While this may be a great way to find an ultra-low price you can’t get anywhere else, it may also be an easy way to get scammed.
If you end up on a site you’ve never heard of before, do some research before you proceed to the checkout. You’ll want to check for things like:
If it all checks out, there’s a high chance you’ve found a reputable site and are safe to click “buy”. But if one or more of these features are missing, consider it a red flag.
As a good rule of thumb, err on the side of caution. No purchase is worth risking your online security for.
Although you may feel at home in a cozy corner of a café, sipping on a gingerbread latte, hidden dangers lurk overhead. That free Wi-Fi you end up using may be a security risk.
Why? Because it’s unsecured and shared by every other customer in the coffee shop.
It doesn’t take much to hijack these public connections. Someone with a bit of computer know-how can eavesdrop on your shopping session and see everything from your login credentials to your credit card numbers.

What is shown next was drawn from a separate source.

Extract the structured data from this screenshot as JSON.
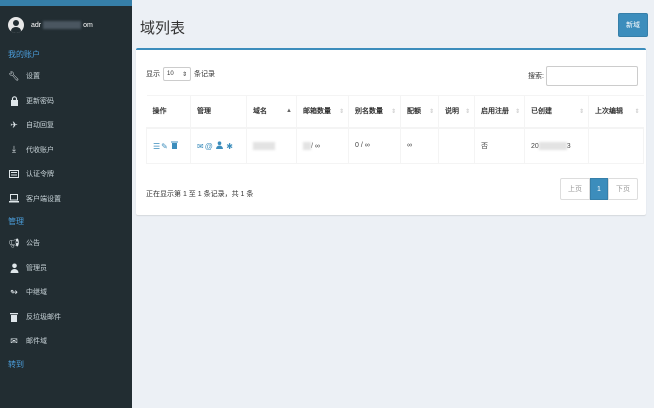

There’s no harm in taking advantage of this Wi-Fi to help you locate stores or plan a kids’ birthday party on a budget. But you should be cautious of sharing financial information on these networks.
If someone hacks it, they’re as good as looking over your shoulder as you punch in your personal information.
The next time you get a hankering to shop, transfer money, or check on your online cash loan while you’re getting a latte, take your cup to go. Bring it home to where your router is protected against prying eyes.
Following the tips above may save you from accidentally exposing your personal information while holiday shopping.
Unfortunately, there may be no way to prevent your information from falling into the wrong hands. Large-scale data breaches targeting big financial companies may compromise your data no matter what you do.
When it comes to high-profile hacks, your best course of action is surveillance. Watch your accounts regularly to see if unusual purchases or advances show up.
If you see anything you can’t explain in your statements, contact your bank or credit card company right away. Inaccuracies may be simple mistakes, or they could mean you’ve been hacked.
If you believe your identity has been stolen, check your credit report and look for suspicious activity on your file. Things like new applications you didn’t file or cash loans you didn’t open are warning signs.
Dispute these errors immediately and consider getting a credit freeze. While this freeze is in place, the identity thief won’t be able to take out new cash loans in your name.
Getting the ball rolling on this process may take some time, but the faster you act, the easier you’ll be able to undo the damages done by fraud.
Overspending during the holidays may seem like a given when you’re on a tight budget, but it doesn’t have to be that way. With the right plan, you may live within your means and avoid kicking off the new year with a holiday debt hangover.
Remember these tips before you make your list and check it twice. They may help you celebrate the holidays on a budget without feeling like a Grinch.
Happy holidays and all the best for 2021.